Source records:
┌──

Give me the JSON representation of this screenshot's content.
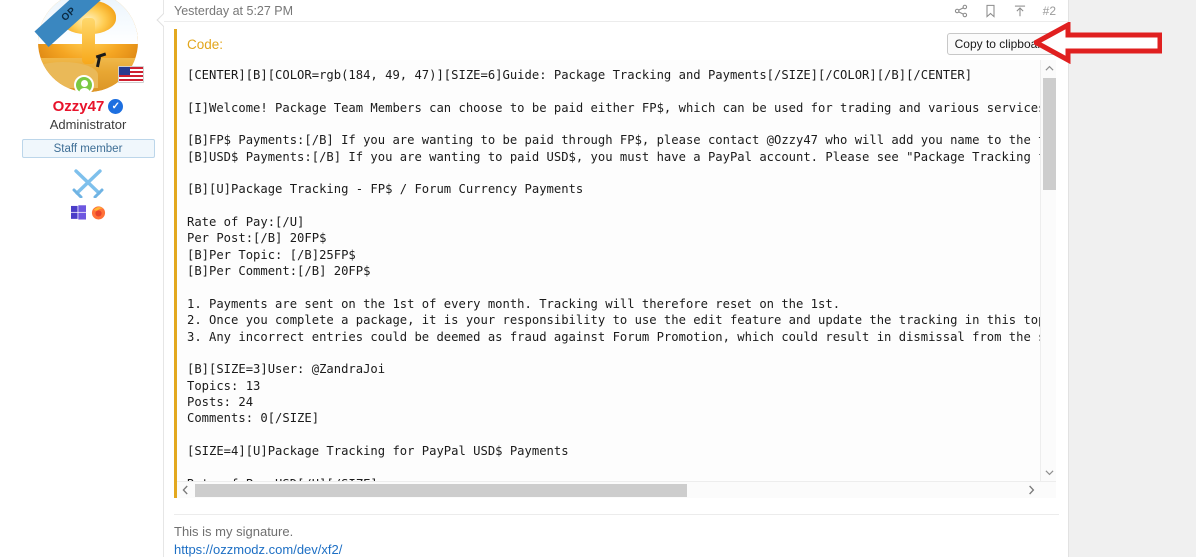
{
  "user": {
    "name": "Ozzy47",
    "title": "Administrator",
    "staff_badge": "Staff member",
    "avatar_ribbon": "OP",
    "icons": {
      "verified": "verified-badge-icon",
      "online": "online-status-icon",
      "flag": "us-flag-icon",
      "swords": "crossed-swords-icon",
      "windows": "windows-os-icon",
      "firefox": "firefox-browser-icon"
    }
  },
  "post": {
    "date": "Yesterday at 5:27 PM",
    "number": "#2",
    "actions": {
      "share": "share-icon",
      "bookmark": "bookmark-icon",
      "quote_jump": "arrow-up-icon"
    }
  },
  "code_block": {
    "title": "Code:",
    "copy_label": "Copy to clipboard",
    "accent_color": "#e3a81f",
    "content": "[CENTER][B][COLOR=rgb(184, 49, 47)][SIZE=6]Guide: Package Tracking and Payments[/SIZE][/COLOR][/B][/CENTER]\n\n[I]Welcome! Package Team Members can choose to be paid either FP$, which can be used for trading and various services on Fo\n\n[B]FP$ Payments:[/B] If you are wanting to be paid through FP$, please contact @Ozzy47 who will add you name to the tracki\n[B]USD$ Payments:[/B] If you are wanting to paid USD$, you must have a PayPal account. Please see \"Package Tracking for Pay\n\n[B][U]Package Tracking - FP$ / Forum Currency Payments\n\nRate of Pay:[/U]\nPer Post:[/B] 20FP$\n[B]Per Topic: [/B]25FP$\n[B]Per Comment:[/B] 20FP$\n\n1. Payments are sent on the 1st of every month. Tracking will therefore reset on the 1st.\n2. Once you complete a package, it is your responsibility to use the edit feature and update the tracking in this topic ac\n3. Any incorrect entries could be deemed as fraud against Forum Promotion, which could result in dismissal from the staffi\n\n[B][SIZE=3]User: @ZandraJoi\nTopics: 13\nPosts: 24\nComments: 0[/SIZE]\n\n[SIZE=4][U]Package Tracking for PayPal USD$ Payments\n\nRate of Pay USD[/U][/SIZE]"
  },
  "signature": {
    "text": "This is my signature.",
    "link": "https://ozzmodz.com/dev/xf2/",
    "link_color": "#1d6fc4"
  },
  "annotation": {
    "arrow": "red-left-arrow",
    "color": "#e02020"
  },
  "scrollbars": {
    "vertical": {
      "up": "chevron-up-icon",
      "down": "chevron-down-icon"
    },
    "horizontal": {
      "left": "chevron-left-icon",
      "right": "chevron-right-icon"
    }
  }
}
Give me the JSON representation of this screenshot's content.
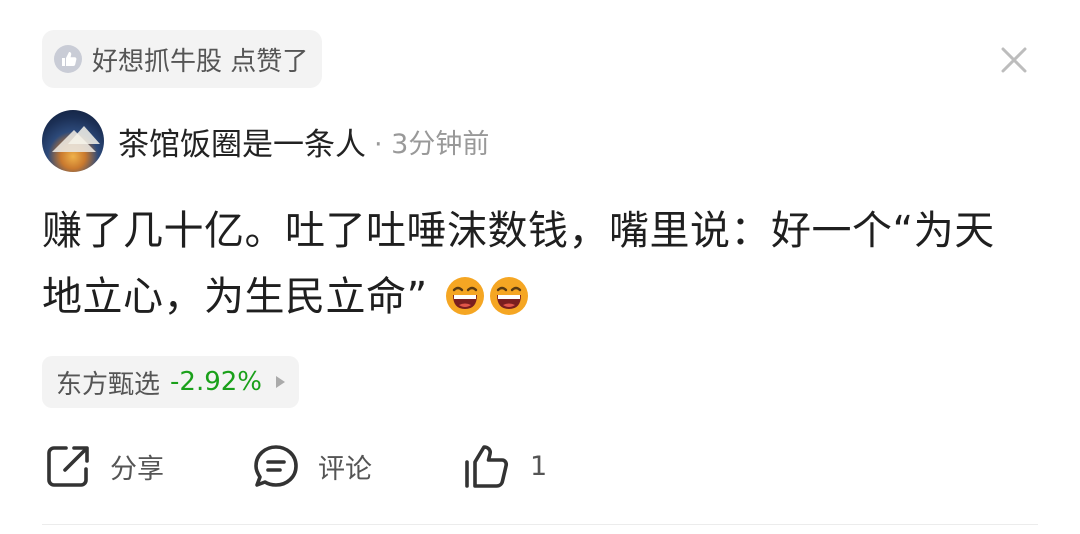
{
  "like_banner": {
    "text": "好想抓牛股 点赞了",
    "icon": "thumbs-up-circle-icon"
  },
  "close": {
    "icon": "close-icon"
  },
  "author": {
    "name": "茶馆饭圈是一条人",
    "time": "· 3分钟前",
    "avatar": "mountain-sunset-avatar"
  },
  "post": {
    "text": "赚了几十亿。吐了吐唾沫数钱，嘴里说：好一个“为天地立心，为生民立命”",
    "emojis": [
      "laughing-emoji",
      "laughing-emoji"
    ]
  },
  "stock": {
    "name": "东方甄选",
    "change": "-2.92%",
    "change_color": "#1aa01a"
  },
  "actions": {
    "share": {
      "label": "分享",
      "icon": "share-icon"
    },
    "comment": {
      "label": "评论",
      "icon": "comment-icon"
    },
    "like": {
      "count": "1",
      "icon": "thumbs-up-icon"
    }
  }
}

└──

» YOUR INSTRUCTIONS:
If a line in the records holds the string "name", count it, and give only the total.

» FINISHED TASK:
4